*Goal of the exercise:*
Word for word, print out all of the data, omitting every image.

--*--

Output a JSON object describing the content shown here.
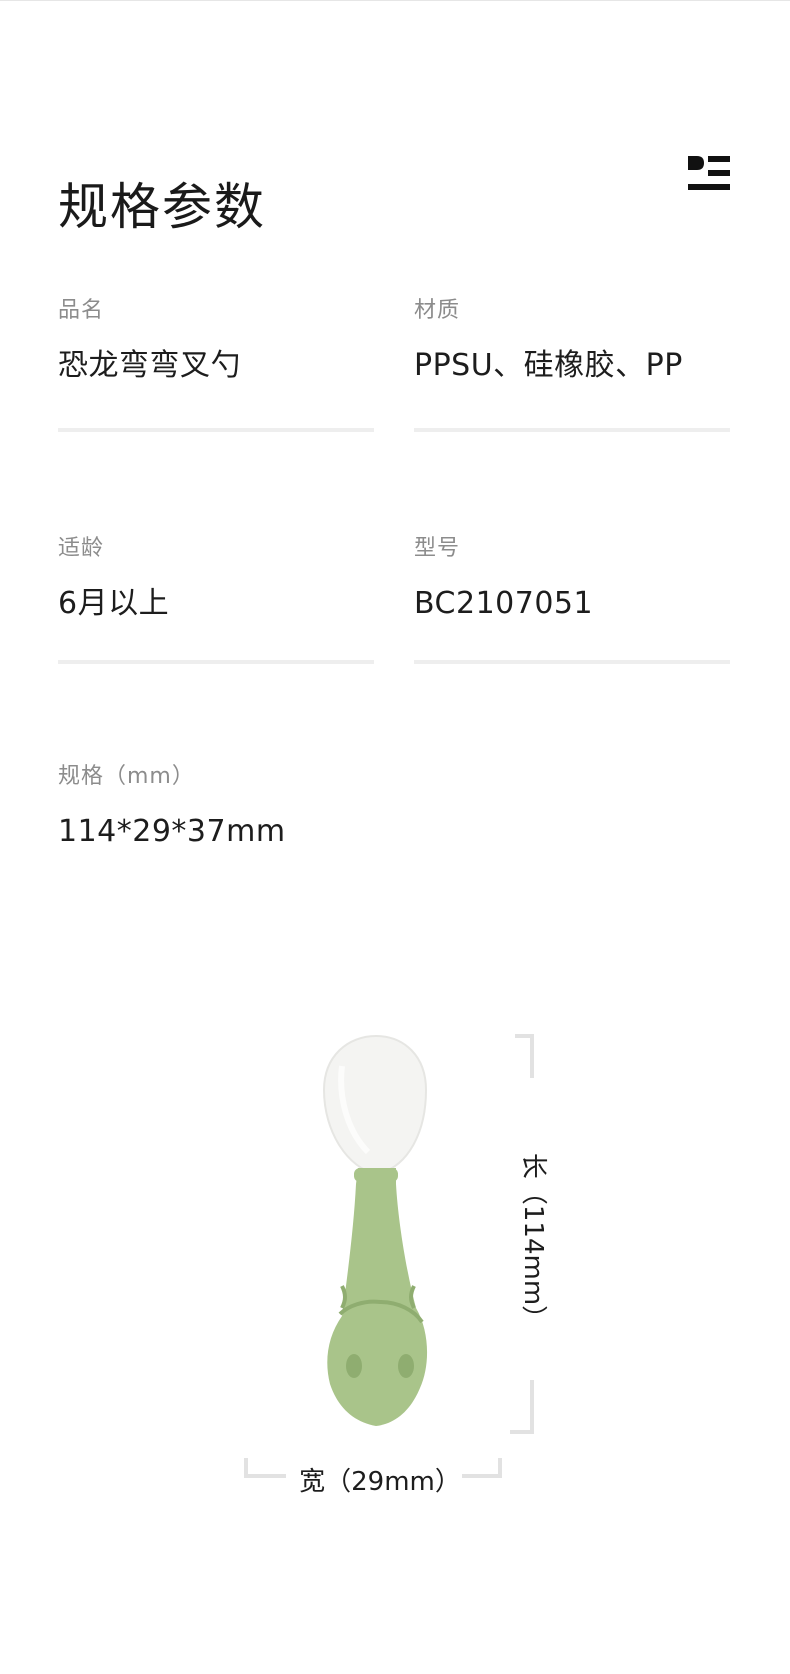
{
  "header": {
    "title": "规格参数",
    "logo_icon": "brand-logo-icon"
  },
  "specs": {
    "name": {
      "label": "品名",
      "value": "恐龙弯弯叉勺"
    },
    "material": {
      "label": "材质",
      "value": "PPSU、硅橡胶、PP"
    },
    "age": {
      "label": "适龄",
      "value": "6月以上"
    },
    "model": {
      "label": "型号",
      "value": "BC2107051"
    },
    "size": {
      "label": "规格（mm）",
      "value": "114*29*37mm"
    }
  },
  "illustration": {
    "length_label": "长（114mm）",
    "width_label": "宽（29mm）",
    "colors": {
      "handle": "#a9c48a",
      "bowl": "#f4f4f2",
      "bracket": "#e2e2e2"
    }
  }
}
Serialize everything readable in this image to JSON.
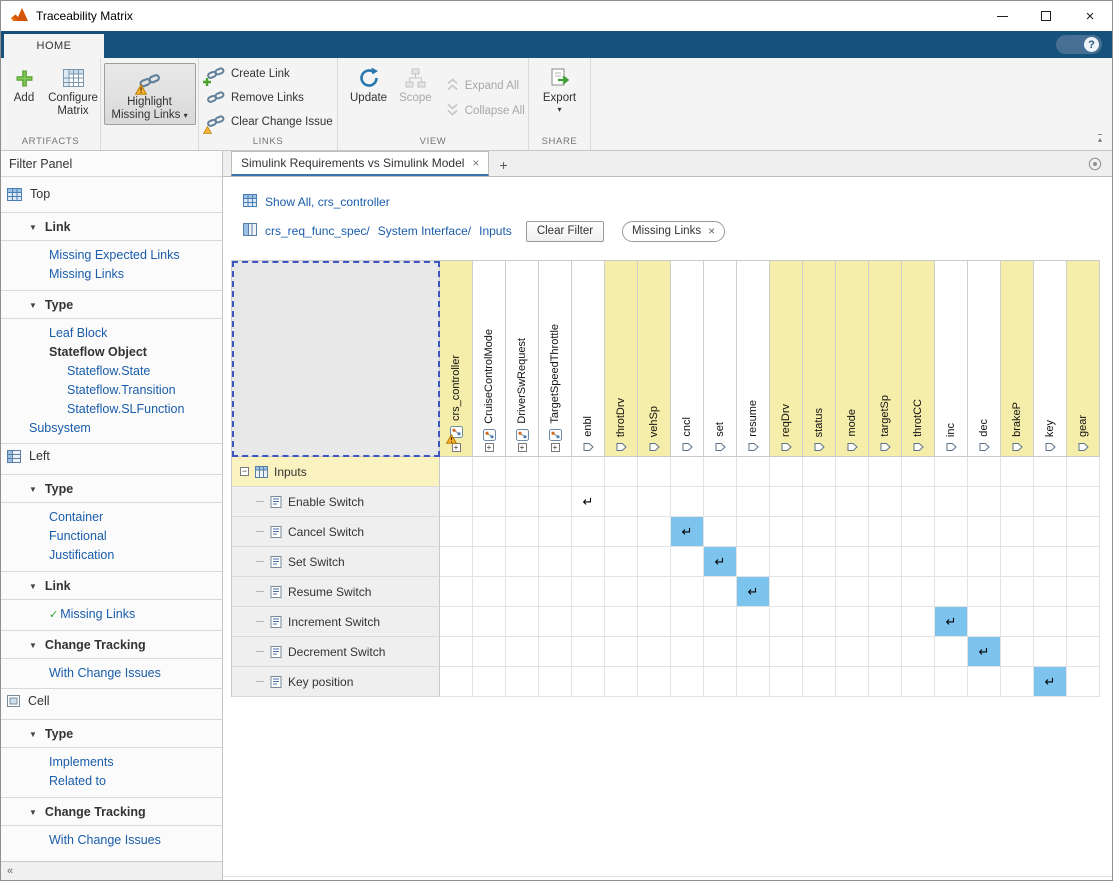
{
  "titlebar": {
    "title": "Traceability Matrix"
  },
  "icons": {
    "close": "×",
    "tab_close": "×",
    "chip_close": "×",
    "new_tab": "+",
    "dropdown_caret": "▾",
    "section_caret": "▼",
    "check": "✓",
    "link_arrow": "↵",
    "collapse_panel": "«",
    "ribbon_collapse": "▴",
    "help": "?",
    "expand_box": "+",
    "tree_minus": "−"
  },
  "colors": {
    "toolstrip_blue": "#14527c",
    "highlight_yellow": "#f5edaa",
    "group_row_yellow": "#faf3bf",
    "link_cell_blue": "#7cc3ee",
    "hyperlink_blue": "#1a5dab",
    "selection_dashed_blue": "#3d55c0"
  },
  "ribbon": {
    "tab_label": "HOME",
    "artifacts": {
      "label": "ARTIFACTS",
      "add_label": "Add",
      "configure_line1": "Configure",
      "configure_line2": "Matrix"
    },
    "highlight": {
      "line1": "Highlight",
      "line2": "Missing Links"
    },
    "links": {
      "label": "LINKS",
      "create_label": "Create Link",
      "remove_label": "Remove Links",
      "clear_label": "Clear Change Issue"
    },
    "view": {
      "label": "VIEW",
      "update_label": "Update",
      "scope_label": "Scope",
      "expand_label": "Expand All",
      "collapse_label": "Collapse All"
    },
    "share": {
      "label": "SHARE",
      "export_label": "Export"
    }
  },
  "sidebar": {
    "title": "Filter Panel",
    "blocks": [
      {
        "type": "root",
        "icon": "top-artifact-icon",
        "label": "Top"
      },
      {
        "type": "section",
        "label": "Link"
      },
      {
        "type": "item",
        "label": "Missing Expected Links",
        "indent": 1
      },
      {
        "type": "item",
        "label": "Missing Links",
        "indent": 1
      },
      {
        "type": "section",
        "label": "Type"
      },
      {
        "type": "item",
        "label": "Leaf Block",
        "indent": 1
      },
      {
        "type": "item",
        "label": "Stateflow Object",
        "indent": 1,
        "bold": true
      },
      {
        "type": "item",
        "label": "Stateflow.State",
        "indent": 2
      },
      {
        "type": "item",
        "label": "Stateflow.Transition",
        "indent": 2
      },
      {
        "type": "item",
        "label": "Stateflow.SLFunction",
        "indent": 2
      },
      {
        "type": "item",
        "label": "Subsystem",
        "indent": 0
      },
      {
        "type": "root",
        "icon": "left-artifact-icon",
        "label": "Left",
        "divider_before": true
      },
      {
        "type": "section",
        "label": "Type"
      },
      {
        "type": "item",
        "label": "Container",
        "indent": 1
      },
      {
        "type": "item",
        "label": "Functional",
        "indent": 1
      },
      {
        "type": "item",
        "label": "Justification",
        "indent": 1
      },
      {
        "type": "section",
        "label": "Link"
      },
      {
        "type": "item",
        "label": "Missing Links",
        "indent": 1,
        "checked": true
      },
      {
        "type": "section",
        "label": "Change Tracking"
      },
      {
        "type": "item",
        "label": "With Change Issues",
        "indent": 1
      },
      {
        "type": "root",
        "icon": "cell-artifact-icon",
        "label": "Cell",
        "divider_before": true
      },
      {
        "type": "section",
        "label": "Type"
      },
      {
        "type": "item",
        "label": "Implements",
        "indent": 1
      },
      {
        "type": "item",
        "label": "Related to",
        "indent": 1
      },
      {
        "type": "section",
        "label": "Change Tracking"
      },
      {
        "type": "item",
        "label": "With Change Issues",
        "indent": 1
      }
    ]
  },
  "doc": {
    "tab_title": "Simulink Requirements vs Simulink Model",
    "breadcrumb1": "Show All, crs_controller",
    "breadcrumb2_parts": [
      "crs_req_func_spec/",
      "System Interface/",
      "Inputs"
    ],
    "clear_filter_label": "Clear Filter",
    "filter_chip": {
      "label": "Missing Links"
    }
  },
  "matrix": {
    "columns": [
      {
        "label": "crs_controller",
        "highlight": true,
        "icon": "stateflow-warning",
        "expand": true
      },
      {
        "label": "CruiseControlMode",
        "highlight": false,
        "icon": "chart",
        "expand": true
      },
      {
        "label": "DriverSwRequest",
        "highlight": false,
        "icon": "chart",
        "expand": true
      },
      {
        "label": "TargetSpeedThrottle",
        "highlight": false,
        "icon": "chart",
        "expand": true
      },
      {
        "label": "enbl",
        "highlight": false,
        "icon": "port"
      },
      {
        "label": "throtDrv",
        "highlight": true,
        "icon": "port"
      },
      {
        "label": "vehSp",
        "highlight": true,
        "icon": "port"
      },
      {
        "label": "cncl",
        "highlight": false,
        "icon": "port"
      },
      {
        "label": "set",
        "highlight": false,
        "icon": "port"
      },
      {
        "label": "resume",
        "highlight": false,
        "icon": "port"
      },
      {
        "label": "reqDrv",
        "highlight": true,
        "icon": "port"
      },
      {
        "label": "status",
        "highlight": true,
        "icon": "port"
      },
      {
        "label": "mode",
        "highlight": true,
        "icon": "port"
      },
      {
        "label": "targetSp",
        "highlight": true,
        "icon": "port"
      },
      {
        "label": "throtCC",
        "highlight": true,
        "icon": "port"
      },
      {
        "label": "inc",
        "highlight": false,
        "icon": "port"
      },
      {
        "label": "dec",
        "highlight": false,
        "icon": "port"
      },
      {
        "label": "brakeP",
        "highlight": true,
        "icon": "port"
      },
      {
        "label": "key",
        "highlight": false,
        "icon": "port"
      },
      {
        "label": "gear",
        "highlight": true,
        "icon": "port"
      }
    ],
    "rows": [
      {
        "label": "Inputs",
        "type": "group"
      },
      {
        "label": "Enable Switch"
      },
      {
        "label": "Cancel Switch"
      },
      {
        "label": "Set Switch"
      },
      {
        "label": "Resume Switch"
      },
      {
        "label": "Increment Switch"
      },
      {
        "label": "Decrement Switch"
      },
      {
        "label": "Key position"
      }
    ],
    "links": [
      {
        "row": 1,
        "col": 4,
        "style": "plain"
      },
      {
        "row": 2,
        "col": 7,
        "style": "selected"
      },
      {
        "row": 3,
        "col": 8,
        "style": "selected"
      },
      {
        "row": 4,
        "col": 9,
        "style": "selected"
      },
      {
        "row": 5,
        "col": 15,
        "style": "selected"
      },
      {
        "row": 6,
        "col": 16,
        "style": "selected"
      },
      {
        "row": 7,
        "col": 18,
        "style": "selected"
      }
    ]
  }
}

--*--

*Task output:*
Output a JSON object describing the content shown here.
{
  "header": {
    "title": "规格参数",
    "logo_icon": "brand-logo-icon"
  },
  "specs": {
    "name": {
      "label": "品名",
      "value": "恐龙弯弯叉勺"
    },
    "material": {
      "label": "材质",
      "value": "PPSU、硅橡胶、PP"
    },
    "age": {
      "label": "适龄",
      "value": "6月以上"
    },
    "model": {
      "label": "型号",
      "value": "BC2107051"
    },
    "size": {
      "label": "规格（mm）",
      "value": "114*29*37mm"
    }
  },
  "illustration": {
    "length_label": "长（114mm）",
    "width_label": "宽（29mm）",
    "colors": {
      "handle": "#a9c48a",
      "bowl": "#f4f4f2",
      "bracket": "#e2e2e2"
    }
  }
}
Serialize everything readable in this image to JSON.
{
  "titlebar": {
    "title": "Traceability Matrix"
  },
  "icons": {
    "close": "×",
    "tab_close": "×",
    "chip_close": "×",
    "new_tab": "+",
    "dropdown_caret": "▾",
    "section_caret": "▼",
    "check": "✓",
    "link_arrow": "↵",
    "collapse_panel": "«",
    "ribbon_collapse": "▴",
    "help": "?",
    "expand_box": "+",
    "tree_minus": "−"
  },
  "colors": {
    "toolstrip_blue": "#14527c",
    "highlight_yellow": "#f5edaa",
    "group_row_yellow": "#faf3bf",
    "link_cell_blue": "#7cc3ee",
    "hyperlink_blue": "#1a5dab",
    "selection_dashed_blue": "#3d55c0"
  },
  "ribbon": {
    "tab_label": "HOME",
    "artifacts": {
      "label": "ARTIFACTS",
      "add_label": "Add",
      "configure_line1": "Configure",
      "configure_line2": "Matrix"
    },
    "highlight": {
      "line1": "Highlight",
      "line2": "Missing Links"
    },
    "links": {
      "label": "LINKS",
      "create_label": "Create Link",
      "remove_label": "Remove Links",
      "clear_label": "Clear Change Issue"
    },
    "view": {
      "label": "VIEW",
      "update_label": "Update",
      "scope_label": "Scope",
      "expand_label": "Expand All",
      "collapse_label": "Collapse All"
    },
    "share": {
      "label": "SHARE",
      "export_label": "Export"
    }
  },
  "sidebar": {
    "title": "Filter Panel",
    "blocks": [
      {
        "type": "root",
        "icon": "top-artifact-icon",
        "label": "Top"
      },
      {
        "type": "section",
        "label": "Link"
      },
      {
        "type": "item",
        "label": "Missing Expected Links",
        "indent": 1
      },
      {
        "type": "item",
        "label": "Missing Links",
        "indent": 1
      },
      {
        "type": "section",
        "label": "Type"
      },
      {
        "type": "item",
        "label": "Leaf Block",
        "indent": 1
      },
      {
        "type": "item",
        "label": "Stateflow Object",
        "indent": 1,
        "bold": true
      },
      {
        "type": "item",
        "label": "Stateflow.State",
        "indent": 2
      },
      {
        "type": "item",
        "label": "Stateflow.Transition",
        "indent": 2
      },
      {
        "type": "item",
        "label": "Stateflow.SLFunction",
        "indent": 2
      },
      {
        "type": "item",
        "label": "Subsystem",
        "indent": 0
      },
      {
        "type": "root",
        "icon": "left-artifact-icon",
        "label": "Left",
        "divider_before": true
      },
      {
        "type": "section",
        "label": "Type"
      },
      {
        "type": "item",
        "label": "Container",
        "indent": 1
      },
      {
        "type": "item",
        "label": "Functional",
        "indent": 1
      },
      {
        "type": "item",
        "label": "Justification",
        "indent": 1
      },
      {
        "type": "section",
        "label": "Link"
      },
      {
        "type": "item",
        "label": "Missing Links",
        "indent": 1,
        "checked": true
      },
      {
        "type": "section",
        "label": "Change Tracking"
      },
      {
        "type": "item",
        "label": "With Change Issues",
        "indent": 1
      },
      {
        "type": "root",
        "icon": "cell-artifact-icon",
        "label": "Cell",
        "divider_before": true
      },
      {
        "type": "section",
        "label": "Type"
      },
      {
        "type": "item",
        "label": "Implements",
        "indent": 1
      },
      {
        "type": "item",
        "label": "Related to",
        "indent": 1
      },
      {
        "type": "section",
        "label": "Change Tracking"
      },
      {
        "type": "item",
        "label": "With Change Issues",
        "indent": 1
      }
    ]
  },
  "doc": {
    "tab_title": "Simulink Requirements vs Simulink Model",
    "breadcrumb1": "Show All, crs_controller",
    "breadcrumb2_parts": [
      "crs_req_func_spec/",
      "System Interface/",
      "Inputs"
    ],
    "clear_filter_label": "Clear Filter",
    "filter_chip": {
      "label": "Missing Links"
    }
  },
  "matrix": {
    "columns": [
      {
        "label": "crs_controller",
        "highlight": true,
        "icon": "stateflow-warning",
        "expand": true
      },
      {
        "label": "CruiseControlMode",
        "highlight": false,
        "icon": "chart",
        "expand": true
      },
      {
        "label": "DriverSwRequest",
        "highlight": false,
        "icon": "chart",
        "expand": true
      },
      {
        "label": "TargetSpeedThrottle",
        "highlight": false,
        "icon": "chart",
        "expand": true
      },
      {
        "label": "enbl",
        "highlight": false,
        "icon": "port"
      },
      {
        "label": "throtDrv",
        "highlight": true,
        "icon": "port"
      },
      {
        "label": "vehSp",
        "highlight": true,
        "icon": "port"
      },
      {
        "label": "cncl",
        "highlight": false,
        "icon": "port"
      },
      {
        "label": "set",
        "highlight": false,
        "icon": "port"
      },
      {
        "label": "resume",
        "highlight": false,
        "icon": "port"
      },
      {
        "label": "reqDrv",
        "highlight": true,
        "icon": "port"
      },
      {
        "label": "status",
        "highlight": true,
        "icon": "port"
      },
      {
        "label": "mode",
        "highlight": true,
        "icon": "port"
      },
      {
        "label": "targetSp",
        "highlight": true,
        "icon": "port"
      },
      {
        "label": "throtCC",
        "highlight": true,
        "icon": "port"
      },
      {
        "label": "inc",
        "highlight": false,
        "icon": "port"
      },
      {
        "label": "dec",
        "highlight": false,
        "icon": "port"
      },
      {
        "label": "brakeP",
        "highlight": true,
        "icon": "port"
      },
      {
        "label": "key",
        "highlight": false,
        "icon": "port"
      },
      {
        "label": "gear",
        "highlight": true,
        "icon": "port"
      }
    ],
    "rows": [
      {
        "label": "Inputs",
        "type": "group"
      },
      {
        "label": "Enable Switch"
      },
      {
        "label": "Cancel Switch"
      },
      {
        "label": "Set Switch"
      },
      {
        "label": "Resume Switch"
      },
      {
        "label": "Increment Switch"
      },
      {
        "label": "Decrement Switch"
      },
      {
        "label": "Key position"
      }
    ],
    "links": [
      {
        "row": 1,
        "col": 4,
        "style": "plain"
      },
      {
        "row": 2,
        "col": 7,
        "style": "selected"
      },
      {
        "row": 3,
        "col": 8,
        "style": "selected"
      },
      {
        "row": 4,
        "col": 9,
        "style": "selected"
      },
      {
        "row": 5,
        "col": 15,
        "style": "selected"
      },
      {
        "row": 6,
        "col": 16,
        "style": "selected"
      },
      {
        "row": 7,
        "col": 18,
        "style": "selected"
      }
    ]
  }
}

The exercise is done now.